### DATA FOR ANALYSIS

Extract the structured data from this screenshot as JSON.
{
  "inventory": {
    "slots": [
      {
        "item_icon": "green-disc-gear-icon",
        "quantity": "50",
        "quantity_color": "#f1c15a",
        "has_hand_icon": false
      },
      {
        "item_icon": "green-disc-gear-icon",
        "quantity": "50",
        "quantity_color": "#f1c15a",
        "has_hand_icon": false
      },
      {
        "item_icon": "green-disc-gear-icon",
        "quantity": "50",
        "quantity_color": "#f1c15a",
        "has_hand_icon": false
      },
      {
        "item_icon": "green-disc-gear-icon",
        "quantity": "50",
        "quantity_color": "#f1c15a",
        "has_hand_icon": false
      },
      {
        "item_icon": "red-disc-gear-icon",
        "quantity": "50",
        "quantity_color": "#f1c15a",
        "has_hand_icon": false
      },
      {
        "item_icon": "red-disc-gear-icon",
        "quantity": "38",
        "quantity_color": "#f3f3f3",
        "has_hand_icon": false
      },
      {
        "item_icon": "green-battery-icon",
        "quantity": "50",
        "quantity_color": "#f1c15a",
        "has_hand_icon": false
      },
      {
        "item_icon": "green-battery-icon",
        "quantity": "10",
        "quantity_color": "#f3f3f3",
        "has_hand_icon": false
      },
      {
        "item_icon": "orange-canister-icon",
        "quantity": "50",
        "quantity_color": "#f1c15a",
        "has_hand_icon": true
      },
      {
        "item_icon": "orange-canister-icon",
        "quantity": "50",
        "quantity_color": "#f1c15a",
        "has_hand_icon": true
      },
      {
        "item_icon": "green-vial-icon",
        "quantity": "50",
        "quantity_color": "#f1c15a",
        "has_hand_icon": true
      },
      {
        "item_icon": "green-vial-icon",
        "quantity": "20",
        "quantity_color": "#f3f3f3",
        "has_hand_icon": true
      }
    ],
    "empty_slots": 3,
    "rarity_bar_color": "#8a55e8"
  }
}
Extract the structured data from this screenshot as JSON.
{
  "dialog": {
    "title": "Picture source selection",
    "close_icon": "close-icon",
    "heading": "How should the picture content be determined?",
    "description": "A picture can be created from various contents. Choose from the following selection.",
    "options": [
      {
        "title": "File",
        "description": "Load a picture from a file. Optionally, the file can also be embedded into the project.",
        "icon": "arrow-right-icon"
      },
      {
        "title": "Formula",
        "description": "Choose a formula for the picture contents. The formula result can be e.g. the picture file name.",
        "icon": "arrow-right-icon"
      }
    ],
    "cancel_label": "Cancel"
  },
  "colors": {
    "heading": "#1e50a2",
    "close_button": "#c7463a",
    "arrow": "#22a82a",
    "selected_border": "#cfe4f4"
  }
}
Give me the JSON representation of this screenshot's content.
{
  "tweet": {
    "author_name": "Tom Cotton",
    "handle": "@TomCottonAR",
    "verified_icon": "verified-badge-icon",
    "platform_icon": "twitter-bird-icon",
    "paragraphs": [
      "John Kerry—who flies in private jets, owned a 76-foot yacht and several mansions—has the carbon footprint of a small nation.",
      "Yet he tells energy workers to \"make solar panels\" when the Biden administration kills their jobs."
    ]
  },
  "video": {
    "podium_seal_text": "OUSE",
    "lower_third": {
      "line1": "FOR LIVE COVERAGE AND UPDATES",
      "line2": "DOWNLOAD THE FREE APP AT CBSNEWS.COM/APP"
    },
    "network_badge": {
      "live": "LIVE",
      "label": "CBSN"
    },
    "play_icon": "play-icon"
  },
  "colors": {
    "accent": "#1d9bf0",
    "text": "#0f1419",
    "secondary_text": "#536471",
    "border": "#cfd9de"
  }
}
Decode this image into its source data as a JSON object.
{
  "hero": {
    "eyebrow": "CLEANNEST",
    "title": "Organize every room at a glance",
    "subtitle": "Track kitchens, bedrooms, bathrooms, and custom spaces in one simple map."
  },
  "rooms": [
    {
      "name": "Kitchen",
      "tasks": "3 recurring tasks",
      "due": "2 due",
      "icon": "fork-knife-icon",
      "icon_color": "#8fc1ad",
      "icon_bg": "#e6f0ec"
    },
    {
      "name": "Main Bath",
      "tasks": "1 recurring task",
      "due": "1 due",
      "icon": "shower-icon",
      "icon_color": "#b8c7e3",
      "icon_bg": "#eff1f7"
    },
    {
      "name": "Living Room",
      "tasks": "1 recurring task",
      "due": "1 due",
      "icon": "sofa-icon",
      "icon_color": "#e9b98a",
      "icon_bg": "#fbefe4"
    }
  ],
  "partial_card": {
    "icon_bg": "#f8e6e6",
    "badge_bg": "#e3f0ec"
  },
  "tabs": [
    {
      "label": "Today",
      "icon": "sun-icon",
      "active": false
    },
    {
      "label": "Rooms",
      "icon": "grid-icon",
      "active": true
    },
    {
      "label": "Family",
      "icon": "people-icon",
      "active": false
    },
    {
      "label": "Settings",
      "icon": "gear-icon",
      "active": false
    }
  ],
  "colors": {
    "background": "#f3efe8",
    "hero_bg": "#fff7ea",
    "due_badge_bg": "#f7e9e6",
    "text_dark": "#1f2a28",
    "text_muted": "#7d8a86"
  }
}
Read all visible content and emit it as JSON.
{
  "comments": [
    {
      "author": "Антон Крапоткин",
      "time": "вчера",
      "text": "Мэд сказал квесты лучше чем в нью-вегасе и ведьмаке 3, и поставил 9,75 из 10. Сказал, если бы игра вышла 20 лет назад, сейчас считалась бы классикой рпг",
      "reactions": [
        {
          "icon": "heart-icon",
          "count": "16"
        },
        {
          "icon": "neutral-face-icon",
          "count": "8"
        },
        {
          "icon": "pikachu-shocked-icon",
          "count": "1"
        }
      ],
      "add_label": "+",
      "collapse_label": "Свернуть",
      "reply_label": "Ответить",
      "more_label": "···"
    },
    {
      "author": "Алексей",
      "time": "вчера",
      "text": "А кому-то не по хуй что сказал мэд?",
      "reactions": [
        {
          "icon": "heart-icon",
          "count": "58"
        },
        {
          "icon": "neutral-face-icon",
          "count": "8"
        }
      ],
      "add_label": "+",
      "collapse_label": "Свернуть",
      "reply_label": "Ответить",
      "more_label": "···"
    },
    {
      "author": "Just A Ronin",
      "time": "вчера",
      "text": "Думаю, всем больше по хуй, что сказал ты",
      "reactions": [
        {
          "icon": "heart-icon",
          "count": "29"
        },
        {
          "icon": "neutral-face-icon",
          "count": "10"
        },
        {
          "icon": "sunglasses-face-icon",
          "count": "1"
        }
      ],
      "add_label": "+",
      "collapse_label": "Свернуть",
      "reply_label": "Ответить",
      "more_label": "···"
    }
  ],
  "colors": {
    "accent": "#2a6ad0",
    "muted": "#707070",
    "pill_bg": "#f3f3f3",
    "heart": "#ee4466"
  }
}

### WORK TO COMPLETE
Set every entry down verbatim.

### SOLVED PROBLEM
Extract the structured data from this screenshot as JSON.
{
  "inventory": {
    "slots": [
      {
        "item_icon": "green-disc-gear-icon",
        "quantity": "50",
        "quantity_color": "#f1c15a",
        "has_hand_icon": false
      },
      {
        "item_icon": "green-disc-gear-icon",
        "quantity": "50",
        "quantity_color": "#f1c15a",
        "has_hand_icon": false
      },
      {
        "item_icon": "green-disc-gear-icon",
        "quantity": "50",
        "quantity_color": "#f1c15a",
        "has_hand_icon": false
      },
      {
        "item_icon": "green-disc-gear-icon",
        "quantity": "50",
        "quantity_color": "#f1c15a",
        "has_hand_icon": false
      },
      {
        "item_icon": "red-disc-gear-icon",
        "quantity": "50",
        "quantity_color": "#f1c15a",
        "has_hand_icon": false
      },
      {
        "item_icon": "red-disc-gear-icon",
        "quantity": "38",
        "quantity_color": "#f3f3f3",
        "has_hand_icon": false
      },
      {
        "item_icon": "green-battery-icon",
        "quantity": "50",
        "quantity_color": "#f1c15a",
        "has_hand_icon": false
      },
      {
        "item_icon": "green-battery-icon",
        "quantity": "10",
        "quantity_color": "#f3f3f3",
        "has_hand_icon": false
      },
      {
        "item_icon": "orange-canister-icon",
        "quantity": "50",
        "quantity_color": "#f1c15a",
        "has_hand_icon": true
      },
      {
        "item_icon": "orange-canister-icon",
        "quantity": "50",
        "quantity_color": "#f1c15a",
        "has_hand_icon": true
      },
      {
        "item_icon": "green-vial-icon",
        "quantity": "50",
        "quantity_color": "#f1c15a",
        "has_hand_icon": true
      },
      {
        "item_icon": "green-vial-icon",
        "quantity": "20",
        "quantity_color": "#f3f3f3",
        "has_hand_icon": true
      }
    ],
    "empty_slots": 3,
    "rarity_bar_color": "#8a55e8"
  }
}
Extract the structured data from this screenshot as JSON.
{
  "dialog": {
    "title": "Picture source selection",
    "close_icon": "close-icon",
    "heading": "How should the picture content be determined?",
    "description": "A picture can be created from various contents. Choose from the following selection.",
    "options": [
      {
        "title": "File",
        "description": "Load a picture from a file. Optionally, the file can also be embedded into the project.",
        "icon": "arrow-right-icon"
      },
      {
        "title": "Formula",
        "description": "Choose a formula for the picture contents. The formula result can be e.g. the picture file name.",
        "icon": "arrow-right-icon"
      }
    ],
    "cancel_label": "Cancel"
  },
  "colors": {
    "heading": "#1e50a2",
    "close_button": "#c7463a",
    "arrow": "#22a82a",
    "selected_border": "#cfe4f4"
  }
}
Give me the JSON representation of this screenshot's content.
{
  "tweet": {
    "author_name": "Tom Cotton",
    "handle": "@TomCottonAR",
    "verified_icon": "verified-badge-icon",
    "platform_icon": "twitter-bird-icon",
    "paragraphs": [
      "John Kerry—who flies in private jets, owned a 76-foot yacht and several mansions—has the carbon footprint of a small nation.",
      "Yet he tells energy workers to \"make solar panels\" when the Biden administration kills their jobs."
    ]
  },
  "video": {
    "podium_seal_text": "OUSE",
    "lower_third": {
      "line1": "FOR LIVE COVERAGE AND UPDATES",
      "line2": "DOWNLOAD THE FREE APP AT CBSNEWS.COM/APP"
    },
    "network_badge": {
      "live": "LIVE",
      "label": "CBSN"
    },
    "play_icon": "play-icon"
  },
  "colors": {
    "accent": "#1d9bf0",
    "text": "#0f1419",
    "secondary_text": "#536471",
    "border": "#cfd9de"
  }
}
Decode this image into its source data as a JSON object.
{
  "hero": {
    "eyebrow": "CLEANNEST",
    "title": "Organize every room at a glance",
    "subtitle": "Track kitchens, bedrooms, bathrooms, and custom spaces in one simple map."
  },
  "rooms": [
    {
      "name": "Kitchen",
      "tasks": "3 recurring tasks",
      "due": "2 due",
      "icon": "fork-knife-icon",
      "icon_color": "#8fc1ad",
      "icon_bg": "#e6f0ec"
    },
    {
      "name": "Main Bath",
      "tasks": "1 recurring task",
      "due": "1 due",
      "icon": "shower-icon",
      "icon_color": "#b8c7e3",
      "icon_bg": "#eff1f7"
    },
    {
      "name": "Living Room",
      "tasks": "1 recurring task",
      "due": "1 due",
      "icon": "sofa-icon",
      "icon_color": "#e9b98a",
      "icon_bg": "#fbefe4"
    }
  ],
  "partial_card": {
    "icon_bg": "#f8e6e6",
    "badge_bg": "#e3f0ec"
  },
  "tabs": [
    {
      "label": "Today",
      "icon": "sun-icon",
      "active": false
    },
    {
      "label": "Rooms",
      "icon": "grid-icon",
      "active": true
    },
    {
      "label": "Family",
      "icon": "people-icon",
      "active": false
    },
    {
      "label": "Settings",
      "icon": "gear-icon",
      "active": false
    }
  ],
  "colors": {
    "background": "#f3efe8",
    "hero_bg": "#fff7ea",
    "due_badge_bg": "#f7e9e6",
    "text_dark": "#1f2a28",
    "text_muted": "#7d8a86"
  }
}
Read all visible content and emit it as JSON.
{
  "comments": [
    {
      "author": "Антон Крапоткин",
      "time": "вчера",
      "text": "Мэд сказал квесты лучше чем в нью-вегасе и ведьмаке 3, и поставил 9,75 из 10. Сказал, если бы игра вышла 20 лет назад, сейчас считалась бы классикой рпг",
      "reactions": [
        {
          "icon": "heart-icon",
          "count": "16"
        },
        {
          "icon": "neutral-face-icon",
          "count": "8"
        },
        {
          "icon": "pikachu-shocked-icon",
          "count": "1"
        }
      ],
      "add_label": "+",
      "collapse_label": "Свернуть",
      "reply_label": "Ответить",
      "more_label": "···"
    },
    {
      "author": "Алексей",
      "time": "вчера",
      "text": "А кому-то не по хуй что сказал мэд?",
      "reactions": [
        {
          "icon": "heart-icon",
          "count": "58"
        },
        {
          "icon": "neutral-face-icon",
          "count": "8"
        }
      ],
      "add_label": "+",
      "collapse_label": "Свернуть",
      "reply_label": "Ответить",
      "more_label": "···"
    },
    {
      "author": "Just A Ronin",
      "time": "вчера",
      "text": "Думаю, всем больше по хуй, что сказал ты",
      "reactions": [
        {
          "icon": "heart-icon",
          "count": "29"
        },
        {
          "icon": "neutral-face-icon",
          "count": "10"
        },
        {
          "icon": "sunglasses-face-icon",
          "count": "1"
        }
      ],
      "add_label": "+",
      "collapse_label": "Свернуть",
      "reply_label": "Ответить",
      "more_label": "···"
    }
  ],
  "colors": {
    "accent": "#2a6ad0",
    "muted": "#707070",
    "pill_bg": "#f3f3f3",
    "heart": "#ee4466"
  }
}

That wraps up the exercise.